Utah Jazz Get: Eric Gordon
New Orleans Hornets Get: Al Jefferson
Why Utah Says Yes
Al Jefferson is on borrowed time with the Jazz, thanks to a couple of younger, cheaper frontcourt options in Derrick Favors and Enes Kanter. The post-up scoring machine figures to command a pretty hefty price in free agency this summer, and the Jazz are almost certain to let him go without a fight.
So why not take a shot on Gordon, who has appeared healthy in his recent return with New Orleans?
Remember, Gordon is still young and isn't far removed from his status as one of the league's up-and-coming stars. There's no question that his max deal is scary, considering his injury history, but the Jazz simply have to find someone to score in the backcourt. Otherwise, their terrific frontcourt depth will continue to go to waste.
If Utah lets its other free agent, Paul Millsap, walk away this summer, the Jazz will have more than enough cap room to take on Gordon's deal.
A risky, dynamic move by the Utah Jazz? Now that's shaking things up.
Why New Orleans Says Yes
The Hornets get two things every young team should want in a trade: a proven veteran and cap flexibility.
Jefferson could fit in very nicely on the block in New Orleans, as it appears the Hornets don't have designs on using Anthony Davis as a back-to-the-basket player. Everyone knows about Jefferson's defensive shortcomings, but paired with the potentially dominant Davis on that end, his weaknesses will be more easily hidden.
Also keep in mind that Gordon has essentially never wanted to be a Hornet, and his big contract prevents New Orleans from splurging on more than one other big-name player.
And hey, if Jefferson doesn't work out, the Hornets can let him walk. That'll open up plenty of cap space for them to pursue other free agents in their ongoing rebuilding process. That's a win-win.
L.A. Lakers Get: Jose Calderon, Terrence Ross, Ed Davis and Andrea Bargnani
Toronto Raptors Get: Steve Nash and Pau Gasol
Why Toronto Says Yes
Let's face it, the Eastern Conference is garbage. Because of that fact (OK, it's an opinion), it's much easier to turn a bad team into a playoff contender there than it is in the West.
Imagine a Toronto starting lineup featuring Steve Nash, DeMar DeRozan, Alan Anderson, Amir Johnson and Pau Gasol. That's a legitimate threat in the East. Plus, Kyle Lowry's still there to come off the bench in relief of Nash or play alongside him on occasion.

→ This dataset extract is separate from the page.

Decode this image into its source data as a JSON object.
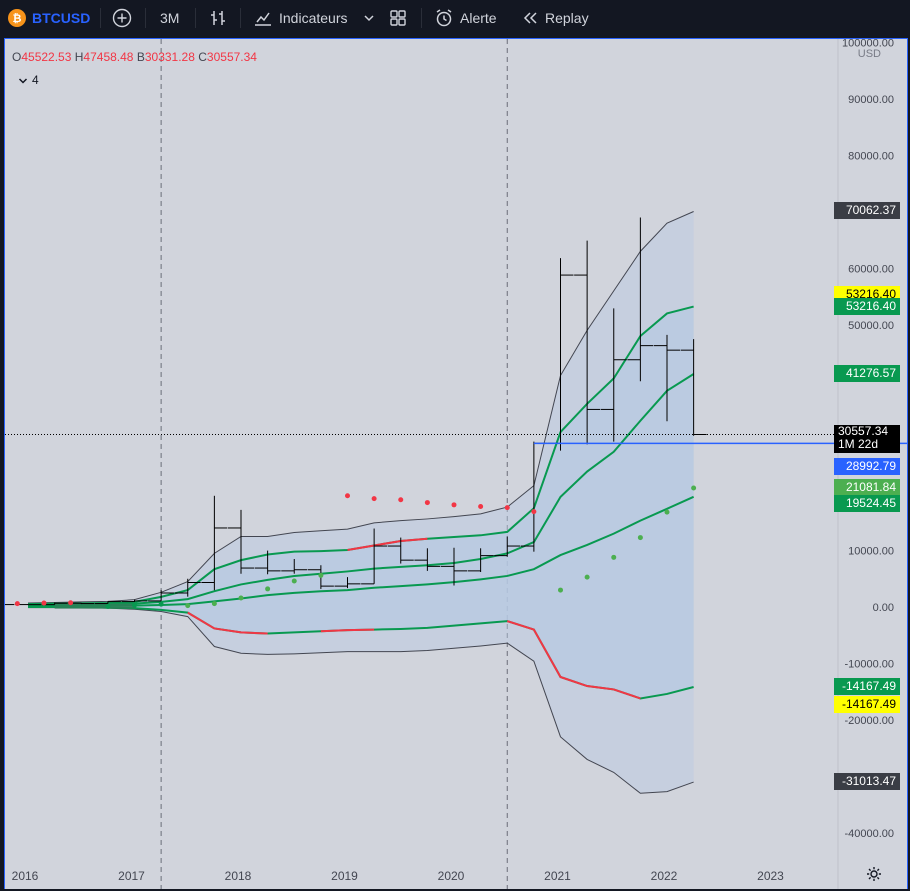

Yes, the Raptors take on about another $12 million next year, but they're far enough under the cap that the added money won't put them into the luxury tax. Besides that, they'll probably make a mint by selling Nash jerseys to his beloved fellow Canadians.
Toronto would be loathe to part with the young duo of Davis and Ross, but if they're getting two bona fide All-Stars in return, they'd be crazy not to do it.
Why L.A. Says Yes
As we've discussed, Gasol just isn't going to work in tandem with Dwight Howard. They play the same position and simply don't complement one another very well. So why not ship Pau out in exchange for help at every single area of need on the roster?
L.A. craves perimeter shooting, which they'd get from Calderon and Bargnani. It also needs to get younger and more athletic, which is where Davis and Ross come in.
Post trade, the Lakers' core looks pretty intriguing. Calderon and Kobe Bryant would start in the backcourt; the wing rotation would feature Metta World Peace and Ross; Davis, Bargnani, Jordan Hill, Earl Clark and Antawn Jamison provide frontcourt depth and Dwight Howard gets to man the middle without Gasol cutting into his minutes.
There's no question that losing Nash would hurt. But he's not playing at an MVP level anymore and he's going to move past his 40th birthday before his contract is up.
This year, the Lakers get younger, deeper and more well-rounded. In the future, they save a little money by finishing the 2013-14 season with only Ross and Bargnani under contract.
It's a bold move that could help the Lakers make a push this year. But its real value might be in the flexibility it allows in the very near future.